Published: Crosby Gaige, New York, 1928.
Publisher's black cloth with gilt emblem of a ram on a bank within a spherical panel on front board, spine in bracketed panels with central rosette motif between thick decorative banding, title stamped direct; teg, rest untrimmed; 8vo 234x160 mms; housed in full navy morocco lined clam shell box with single gilt fillet to boards and spine in gilt compartments with delicate floral display cornerpieces within raised banding enhanced with split rule and titles stamped direct; 262x180 mms.
First American Edition. A Limited Edition of '861 copies have been printed on pure rag paper of which 800 numbered copies, signed by the Author, will be for sale. Distributed in America by Random House.' This copy is No. 'Out of Series'.
SIGNED by the Author in her distinctive purple ink to verso of half-title.
Frontispiece and seven photographic illustrations including Virginia Woolf as Orlando. The fine typography is by Frederic Warde and the printing by William Edwin Rudge.
An excellent copy of a very rare edition.
An out-of-series copy of a limited edition of 861. Kirkpatrick
The First American Edition was published some nine days before the UK trade edition. This copy fully agrees with the description in Kirkpatrick's bibliography e.g. 'publisher's device of a ram on a green bank' etc.
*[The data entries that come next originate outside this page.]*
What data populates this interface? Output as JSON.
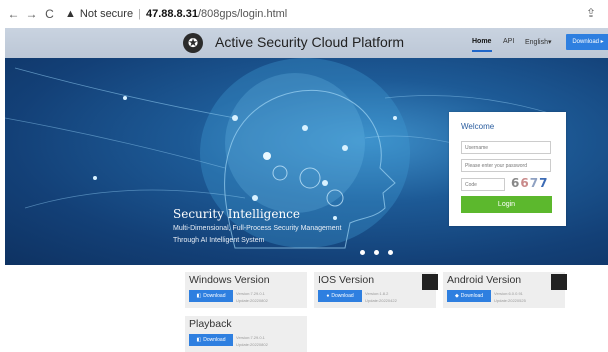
{
  "browser": {
    "warning": "Not secure",
    "host": "47.88.8.31",
    "path": "/808gps/login.html"
  },
  "header": {
    "title": "Active Security Cloud Platform",
    "menu": {
      "home": "Home",
      "api": "API",
      "lang": "English▾"
    },
    "download": "Download ▸"
  },
  "hero": {
    "title": "Security Intelligence",
    "subtitle1": "Multi-Dimensional, Full-Process Security Management",
    "subtitle2": "Through AI Intelligent System",
    "dots_count": 3
  },
  "login": {
    "title": "Welcome",
    "username_placeholder": "Username",
    "password_placeholder": "Please enter your password",
    "code_placeholder": "Code",
    "captcha": [
      "6",
      "6",
      "7",
      "7"
    ],
    "button": "Login"
  },
  "downloads": [
    {
      "title": "Windows Version",
      "button": "Download",
      "version": "Version:7.29.0.1",
      "update": "Update:20220802"
    },
    {
      "title": "IOS Version",
      "button": "Download",
      "version": "Version:1.8.2",
      "update": "Update:20220422"
    },
    {
      "title": "Android Version",
      "button": "Download",
      "version": "Version:6.0.0.91",
      "update": "Update:20220525"
    },
    {
      "title": "Playback",
      "button": "Download",
      "version": "Version:7.29.0.1",
      "update": "Update:20220802"
    }
  ],
  "colors": {
    "accent": "#2e7fe0",
    "login_green": "#5cb82d",
    "hero_dark": "#134077"
  }
}
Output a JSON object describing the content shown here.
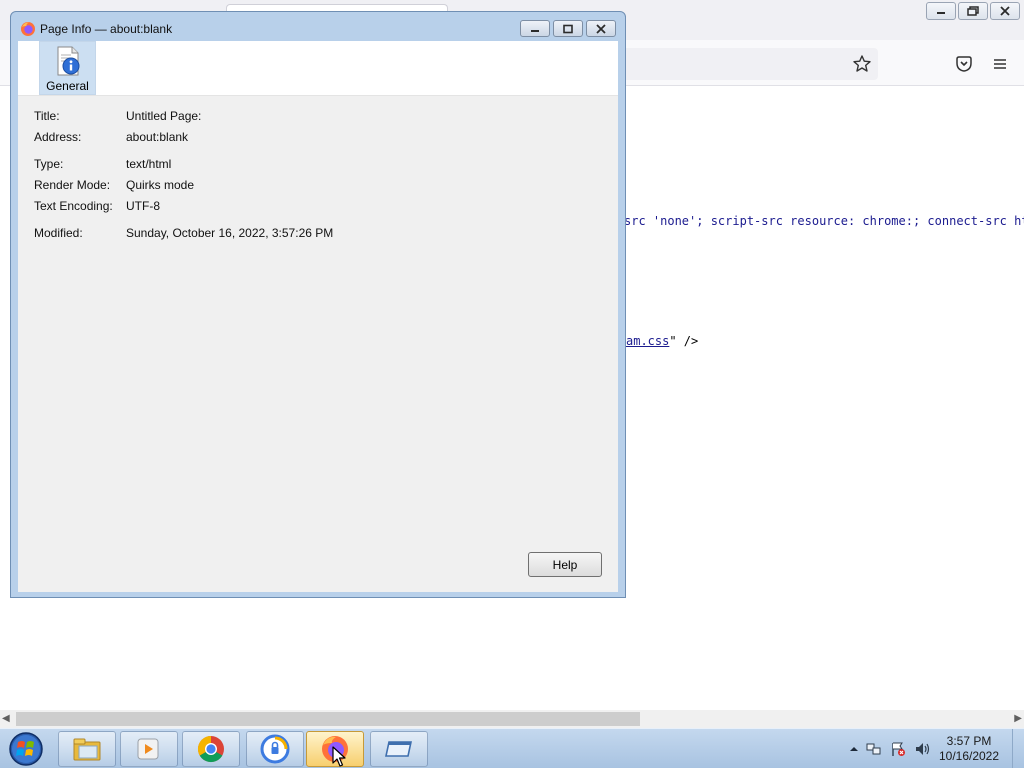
{
  "dialog": {
    "title": "Page Info — about:blank",
    "tab_general_label": "General",
    "help_label": "Help",
    "rows": [
      {
        "key": "Title:",
        "value": "Untitled Page:"
      },
      {
        "key": "Address:",
        "value": "about:blank"
      },
      {
        "key": "Type:",
        "value": "text/html"
      },
      {
        "key": "Render Mode:",
        "value": "Quirks mode"
      },
      {
        "key": "Text Encoding:",
        "value": "UTF-8"
      },
      {
        "key": "Modified:",
        "value": "Sunday, October 16, 2022, 3:57:26 PM"
      }
    ]
  },
  "browser": {
    "source_line_1": "src 'none'; script-src resource: chrome:; connect-src htt",
    "source_line_2_link": "am.css",
    "source_line_2_rest": "\" />"
  },
  "taskbar": {
    "time": "3:57 PM",
    "date": "10/16/2022",
    "items": [
      "file-explorer-icon",
      "media-player-icon",
      "chrome-icon",
      "vpn-icon",
      "firefox-icon",
      "app-window-icon"
    ]
  },
  "colors": {
    "dialog_frame": "#b8d0ea",
    "selected_tab": "#ccdff2",
    "source_text": "#1b1b8f",
    "taskbar": "#b4cde8"
  }
}
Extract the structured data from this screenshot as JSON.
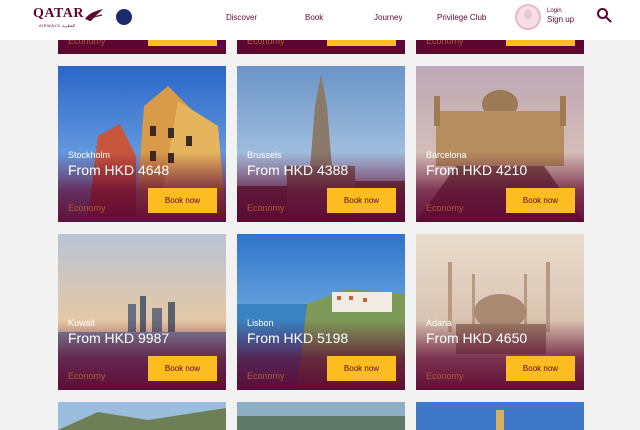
{
  "header": {
    "logo_text": "QATAR",
    "logo_sub": "AIRWAYS القطرية",
    "nav": [
      "Discover",
      "Book",
      "Journey",
      "Privilege Club"
    ],
    "login": "Login",
    "signup": "Sign up"
  },
  "cards": [
    {
      "city": "Stockholm",
      "price": "From HKD 4648",
      "cabin": "Economy",
      "cta": "Book now"
    },
    {
      "city": "Brussels",
      "price": "From HKD 4388",
      "cabin": "Economy",
      "cta": "Book now"
    },
    {
      "city": "Barcelona",
      "price": "From HKD 4210",
      "cabin": "Economy",
      "cta": "Book now"
    },
    {
      "city": "Kuwait",
      "price": "From HKD 9987",
      "cabin": "Economy",
      "cta": "Book now"
    },
    {
      "city": "Lisbon",
      "price": "From HKD 5198",
      "cabin": "Economy",
      "cta": "Book now"
    },
    {
      "city": "Adana",
      "price": "From HKD 4650",
      "cabin": "Economy",
      "cta": "Book now"
    }
  ],
  "top_row_cabin": "Economy",
  "colors": {
    "brand": "#5c0632",
    "accent": "#fdbc20",
    "economy": "#b05a2e"
  }
}
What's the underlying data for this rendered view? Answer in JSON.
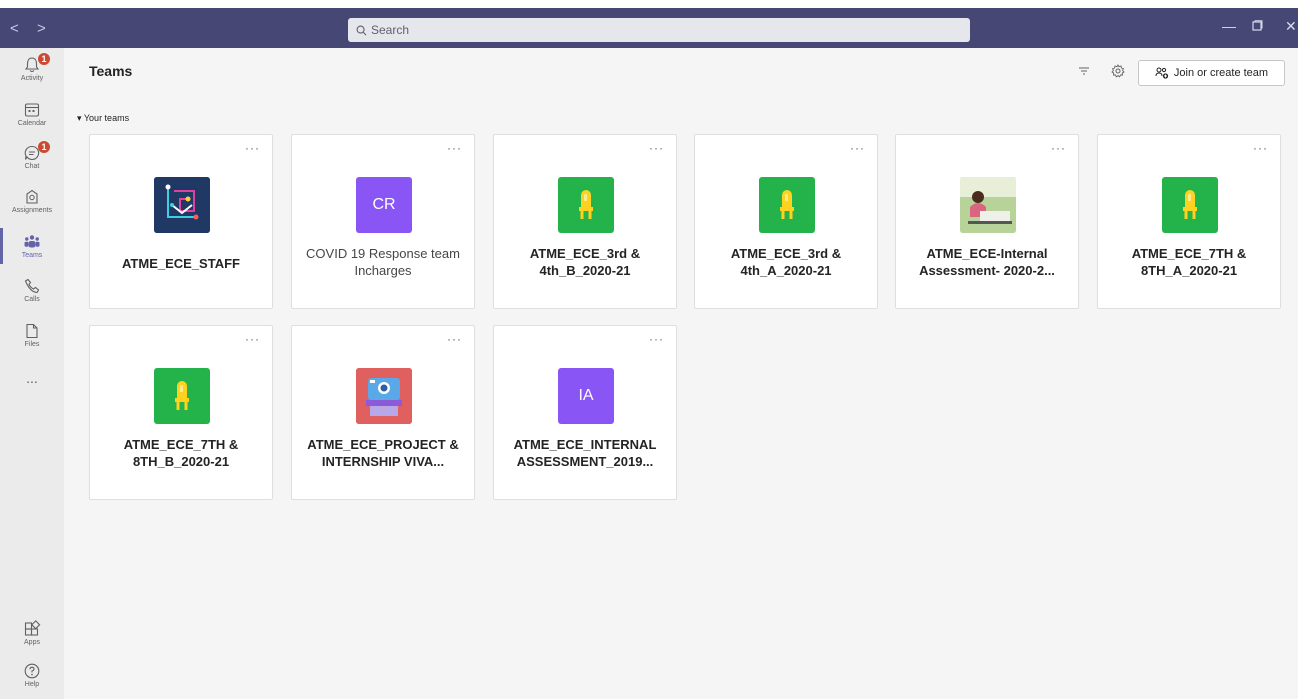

Considered one of Woolf's best works Orlando follows the long (over four hundred years) and unusual life of the title character. Woolf examines the meanings of masculinity and femininity as these definitions changed in Europe over the course of four hundred years. In tracing those changes, Woolf presents a feminist overview of history from the days of Elizabeth the First to the end of World War I. Orlando, who was modeled on Woolf's close friend Vita Sackville-West, goes from being a young man in Queen Elizabeth's court to a love affair with a Muscovite princess; from Ambassador Extraordinary to encounters, now as Lady Orlando, with the famous English writers Pope, Addison, and Swift; finally, Orlando experiences childbirth.
This excellent feminist novel emphasizes Woolf's belief that women are the intellectual equals of men (and can be considered a companion piece to her A Room of Ones Own).
Woolf, (Adeline) Virginia née Stephen (1882 - 1941) British author who made an original contribution to the form of the novel and was one of the most distinguished critics of her time.
She was educated at home by her father, Sir Leslie Stephen, and, after his death in 1904, lived in Gordon Square, London, which became the centre of the Bloomsbury group (q.v.). In 1912 she married Leonard Woolf, and in 1917 they founded the Hogarth Press, which published her books.
After her novels The Voyage Out (1915) and Night and Day (1919) appeared, she began to experiment. She wanted to stress the continuous flow of experience, the indefinability of character and external circumstances as they impinge on consciousness. She was also interested in the way time is experienced both as a sequence of disparate moments and as the flow of years and of centuries. From Jacob's Room (1922) onward, she tried to convey the impression of time present and of time passing in individual experience and also of the characters' awareness of historic time.
In Mrs. Dalloway (1925) and To the Lighthouse (1927), she extended her technical mastery; above all, she gave to each of these novels a tightly organized form, partly by using poetic devices such as recurrent images and partly by restricting the time of the action. Orlando (1928) is a historical fantasy with evocations of England, and especially literary England, from Elizabeth I to 1928. In her long essay, A Room of One's Own (1929), she described the difficulties encountered by women writers in a man's world.
Returning to the novel, in The Waves (1931) she confined herself to recording the stream of consciousness. The reader lives within the minds of one or the other of six characters from their childhood to their old age. Human experience of the 'seven ages of man', rather than character or event, is paramount. The Years (1937) is more expansive and traditional. In Between the Acts (1941), the action, as in Mrs. Dalloway, occurs on a single day, but extended time is suggested by the staging of a village pageant recording English history, while the reader is also kept aware of impending war. In a recurrence of mental illness, after finishing Between the Acts, she drowned herself near her Sussex home.
Woolf wrote two biographies: one is fanciful, a fragment of the life of the Brownings through the imagined memories of Elizabeth Barrett Browning's dog (Flush; 1933); the other is a full-length biography of the art critic Roger Fry (1940). Her best critical studies are in The Common Reader (1925), The Common Reader: Second Series (1932), The Death of the Moth (1942), and Granite and Rainbow (1958).
Encyclopædia Britannica Article
Dimensions (height / length / width )
26cm / 5cm / 18cm